You’ve heard of land trains, right? They’re those big, articulated lorries that drag several trailers across the vast expanses of the Australian outback. Well, a Land Rover Discovery has just towed one, and it didn’t even break a sweat.

Yep, it’s a PR stunt organised by Land Rover, but you’ve got to hand it to the new Discovery for being such a machine. Pulling 100 metres, or seven trailers, of Australian land train is no mean feat.

And before you say that the stunt was obviously done by some modified, kitted-out Discovery with a million Newton-metres of torque, Land Rover says that the feat was performed by a totally standard Discovery.

The Discovery in question was the Td6 model, which comes with a 3.0-litre diesel engine. It may only develop 250-odd bhp, but its low-down torque means that it’s got a certified towing capacity of 3,500 kg.

That towing capacity might be selling the Discovery a little short, though – for this stunt, it towed a 110-tonne land train for 16 km down a closed section of the Lasseter Highway in northern Australia.

The man behind the wheel of the Discovery was John Bilato, managing director of haulage specialist G&S Transport, and he didn’t reckon the feat would be possible.

“When Land Rover first got in touch, I didn’t think the vehicle would be able to do it, so I was amazed by how easily the standard Discovery pulled a 110-tonne road train. And the smoothness of the gearchanges under that amount of load was genuinely impressive,” he said.

The whole shebang was held to announce the arrival of the 2018 model of the new Discovery. Not much has changed since the new car was initially launched earlier this year, but there are some additional niceties.

For example, the Discovery is now available with Jaguar Land Rover’s four-cylinder petrol engine, which develops around 300 bhp and 400 Nm of torque and will almost certainly be available in this region. Alas, the diesel-engined one that pulled the land train probably won’t.

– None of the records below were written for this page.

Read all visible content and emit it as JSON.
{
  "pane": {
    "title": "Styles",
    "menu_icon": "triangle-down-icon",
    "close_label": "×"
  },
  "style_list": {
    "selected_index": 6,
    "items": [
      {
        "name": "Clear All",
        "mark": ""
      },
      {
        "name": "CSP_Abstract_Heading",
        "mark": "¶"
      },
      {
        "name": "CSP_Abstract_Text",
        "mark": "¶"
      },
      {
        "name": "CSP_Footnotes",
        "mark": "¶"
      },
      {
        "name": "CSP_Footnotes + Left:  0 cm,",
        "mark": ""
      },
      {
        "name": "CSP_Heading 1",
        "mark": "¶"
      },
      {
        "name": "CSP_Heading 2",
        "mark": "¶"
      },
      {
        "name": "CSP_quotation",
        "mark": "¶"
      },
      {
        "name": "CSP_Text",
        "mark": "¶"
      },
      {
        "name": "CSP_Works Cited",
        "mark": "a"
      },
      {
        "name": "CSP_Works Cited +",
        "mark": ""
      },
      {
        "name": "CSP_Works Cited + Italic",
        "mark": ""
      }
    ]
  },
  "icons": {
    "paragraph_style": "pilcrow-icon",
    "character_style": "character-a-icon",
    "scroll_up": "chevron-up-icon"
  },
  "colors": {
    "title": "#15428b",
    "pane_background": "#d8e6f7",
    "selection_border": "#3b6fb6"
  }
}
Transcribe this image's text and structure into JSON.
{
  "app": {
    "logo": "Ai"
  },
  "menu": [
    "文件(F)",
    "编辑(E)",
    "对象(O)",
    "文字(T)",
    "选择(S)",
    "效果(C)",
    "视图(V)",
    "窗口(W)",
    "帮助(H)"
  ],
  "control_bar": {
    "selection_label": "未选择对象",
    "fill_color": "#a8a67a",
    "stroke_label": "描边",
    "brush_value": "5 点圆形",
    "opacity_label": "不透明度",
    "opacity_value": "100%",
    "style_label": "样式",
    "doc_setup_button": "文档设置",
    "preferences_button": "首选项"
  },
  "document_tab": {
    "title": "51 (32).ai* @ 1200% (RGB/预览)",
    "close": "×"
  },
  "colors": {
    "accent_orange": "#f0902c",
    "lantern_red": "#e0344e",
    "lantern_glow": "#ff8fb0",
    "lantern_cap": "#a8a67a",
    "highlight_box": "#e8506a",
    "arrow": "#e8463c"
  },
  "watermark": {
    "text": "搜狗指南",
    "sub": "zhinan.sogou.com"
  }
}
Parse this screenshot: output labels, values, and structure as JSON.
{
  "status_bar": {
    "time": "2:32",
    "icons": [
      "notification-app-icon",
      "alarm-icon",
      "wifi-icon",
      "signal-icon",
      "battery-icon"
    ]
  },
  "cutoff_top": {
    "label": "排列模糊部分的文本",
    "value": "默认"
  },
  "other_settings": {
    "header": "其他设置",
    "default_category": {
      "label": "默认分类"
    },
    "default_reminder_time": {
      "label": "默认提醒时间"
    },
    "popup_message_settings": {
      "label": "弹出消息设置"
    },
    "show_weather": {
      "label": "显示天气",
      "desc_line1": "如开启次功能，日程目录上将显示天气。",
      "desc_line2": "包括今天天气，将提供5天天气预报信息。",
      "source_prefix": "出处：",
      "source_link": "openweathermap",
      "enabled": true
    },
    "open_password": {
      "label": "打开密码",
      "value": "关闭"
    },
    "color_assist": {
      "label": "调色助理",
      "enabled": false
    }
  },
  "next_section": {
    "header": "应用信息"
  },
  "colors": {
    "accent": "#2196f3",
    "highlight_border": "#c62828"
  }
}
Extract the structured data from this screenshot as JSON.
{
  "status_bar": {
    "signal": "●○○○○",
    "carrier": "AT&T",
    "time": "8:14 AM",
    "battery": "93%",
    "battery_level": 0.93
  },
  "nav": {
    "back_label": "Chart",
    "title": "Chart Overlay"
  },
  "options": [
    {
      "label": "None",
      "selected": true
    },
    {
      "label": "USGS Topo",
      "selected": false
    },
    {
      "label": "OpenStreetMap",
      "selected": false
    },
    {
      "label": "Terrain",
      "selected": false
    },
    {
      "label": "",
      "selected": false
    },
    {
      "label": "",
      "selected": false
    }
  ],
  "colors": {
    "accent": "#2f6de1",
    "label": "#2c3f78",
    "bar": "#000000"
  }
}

Elsewhere, you get a new instrument cluster and Jaguar Land Rover’s new 10-inch touchscreen interface.

Otherwise, though, the Discovery remains much the same as it was at launch – i.e. mighty impressive.